Celebrating Black History Month – a selection of black music selected by staff, volunteers, friends and service users of Coventry and Warwickshire Mind. Listen on spotify. Scroll down to see the Spotify playlist link… Spotify accounts are free to set up – follow the link and follow the instructions. 

Bob Marley “Redemption Song” Chosen by Charles

This song is so special and was written a few months before Bob’s passing. The lyrics are so meaningful and means a lot to me.

Yarbrough & People’s “Don’t stop the music” Chosen by Jade

This song never fails to get me up on the dancefloor. The beat is funky and very 80’s!

Bob Marley “Three little birds” – Chosen by Yvonne

This song always gets me in a good mood. Bob’s voice, the lyrics and the melody is absolute perfection.

Beyonce “Black Parade” – chosen by Rachael

This song is a full celebration of Black History, culture and strength. This song helps to motivate me and puts me in a good mood no matter what is happening.

Pharrell Williams “Happy” – chosen by Marvin

This song always reminds me of my nieces and nephews, smiling and dancing around to the beat. This song brings a smile to my face every time I hear it.

Stomzy “Superheroes” – chosen by Leeya

Black queen, you’re immaculate

Is coming at the world, they aint ready for your magic yet

And that was never your fault

Man, I guess they couldn’t hack it yeah,

World domination,  you ain’t even taken off your jacket yet,

So effortlessly fabulous

Whenever I hear this song, particularly this line of the verse, I think of black women now and before me, who have owned their space with pride and elegance, intelligence and greatness, articulately driven to succeed at whatever they put their mind on, to do, and beautifully at ease in peace whilst they take on their piece of the world. Head held high, crown slightly slanted.

K’NAAN ” Wavin’ Flag” – Chosen by Nas

Whenever I hear this, it just makes me think of celebration, family and back home [Somalia]. It’s such a happy song, and really brings all people together.

Lauryn Hill “Doo Wop (That Thing)” – chosen by Jo

The whole of “The Miseducation of Lauryn Hill” album should be listened to by everyone on this earth. It is a masterpiece. It was so difficult to choose, but I would say Doo Wop brings me the most joy. It’s a celebration of Blackness and a real club banger!

Lizzo – “Good as hell” – Chosen by Shan

Lizzo is so full of joy and laughter, she’s comfortable in her own body, and really celebrates her culture. This song is universal in bringing people joy, and always puts a smile on my face

Dennis Brown “Revolution” – chosen by Rue

This song fills me up with joy and sunshine

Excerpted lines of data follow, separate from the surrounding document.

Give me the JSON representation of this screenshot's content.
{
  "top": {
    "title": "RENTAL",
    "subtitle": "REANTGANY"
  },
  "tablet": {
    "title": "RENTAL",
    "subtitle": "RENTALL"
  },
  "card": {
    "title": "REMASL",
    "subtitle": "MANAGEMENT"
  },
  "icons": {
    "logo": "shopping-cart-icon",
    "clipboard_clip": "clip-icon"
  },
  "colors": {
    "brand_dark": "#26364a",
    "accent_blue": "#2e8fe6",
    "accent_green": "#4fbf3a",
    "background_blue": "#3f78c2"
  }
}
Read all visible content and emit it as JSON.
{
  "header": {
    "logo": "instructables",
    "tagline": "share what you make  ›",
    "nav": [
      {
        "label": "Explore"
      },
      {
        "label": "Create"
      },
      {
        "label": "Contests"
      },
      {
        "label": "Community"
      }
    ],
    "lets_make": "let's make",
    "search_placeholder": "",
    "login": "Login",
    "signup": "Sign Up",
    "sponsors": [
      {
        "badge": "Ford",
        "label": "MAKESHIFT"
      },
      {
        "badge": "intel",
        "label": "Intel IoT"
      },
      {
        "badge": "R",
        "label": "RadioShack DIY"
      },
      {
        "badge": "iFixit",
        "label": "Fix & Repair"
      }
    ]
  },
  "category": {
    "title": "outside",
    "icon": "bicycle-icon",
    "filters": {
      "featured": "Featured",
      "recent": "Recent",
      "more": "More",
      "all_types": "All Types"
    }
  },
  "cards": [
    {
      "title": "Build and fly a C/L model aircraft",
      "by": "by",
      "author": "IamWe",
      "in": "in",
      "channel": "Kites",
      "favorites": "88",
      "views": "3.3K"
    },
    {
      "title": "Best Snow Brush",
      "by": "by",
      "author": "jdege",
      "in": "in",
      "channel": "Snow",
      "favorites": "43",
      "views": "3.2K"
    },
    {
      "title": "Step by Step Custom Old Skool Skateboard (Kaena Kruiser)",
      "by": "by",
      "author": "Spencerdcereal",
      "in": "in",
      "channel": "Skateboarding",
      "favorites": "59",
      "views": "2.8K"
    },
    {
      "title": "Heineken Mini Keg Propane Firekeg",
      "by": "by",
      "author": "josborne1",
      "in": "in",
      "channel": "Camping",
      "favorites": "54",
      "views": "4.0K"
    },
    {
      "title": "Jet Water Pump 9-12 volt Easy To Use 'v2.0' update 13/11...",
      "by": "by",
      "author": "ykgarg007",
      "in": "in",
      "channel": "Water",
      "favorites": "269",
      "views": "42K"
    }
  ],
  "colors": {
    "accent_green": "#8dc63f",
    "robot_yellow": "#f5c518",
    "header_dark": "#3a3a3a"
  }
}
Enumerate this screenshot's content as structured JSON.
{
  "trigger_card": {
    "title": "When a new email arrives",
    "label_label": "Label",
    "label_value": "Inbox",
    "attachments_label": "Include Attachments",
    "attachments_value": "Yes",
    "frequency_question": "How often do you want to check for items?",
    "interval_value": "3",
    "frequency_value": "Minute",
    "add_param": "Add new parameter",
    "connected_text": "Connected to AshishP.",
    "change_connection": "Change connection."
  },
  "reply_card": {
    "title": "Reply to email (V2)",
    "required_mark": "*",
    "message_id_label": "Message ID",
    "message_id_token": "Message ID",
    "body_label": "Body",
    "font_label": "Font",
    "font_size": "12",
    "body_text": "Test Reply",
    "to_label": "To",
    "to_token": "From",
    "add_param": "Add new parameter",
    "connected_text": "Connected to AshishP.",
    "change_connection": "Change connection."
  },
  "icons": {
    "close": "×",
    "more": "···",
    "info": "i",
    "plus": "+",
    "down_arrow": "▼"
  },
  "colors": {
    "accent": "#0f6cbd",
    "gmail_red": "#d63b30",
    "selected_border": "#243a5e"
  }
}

Beres Hammond “Come Down Father” – chosen by Aston

This makes me happy and makes me dance

Koffee “Toast” – Chosen by Khy

Whenever this song comes on, I can’t help but dance

Beyonce “Brownskin Girl” – chosen by Kelly

I love this song!

Lil Baby “The Bigger Picture” Chosen by Tyler

The lyrics to the song are big! Should have won the Grammy

“Something inside so strong” by Labi Siffre

This was Betty Campbell’s favourite song and sums up all of her spirit and work she has achieved throughout her life.

Chosen by Mackabee Sound System

“Emmanuel” by Dennis Brown Chosen by Nelson

“Rise & Shine” by Bunny Wailer Chosen by Sly

Listen on spotify

In celebration of Black History Month, we’ve compiled a Spotify playlist of clean versions of these tracks. Unfortunately, not all tracks are currently available on spotify. Take a listen here.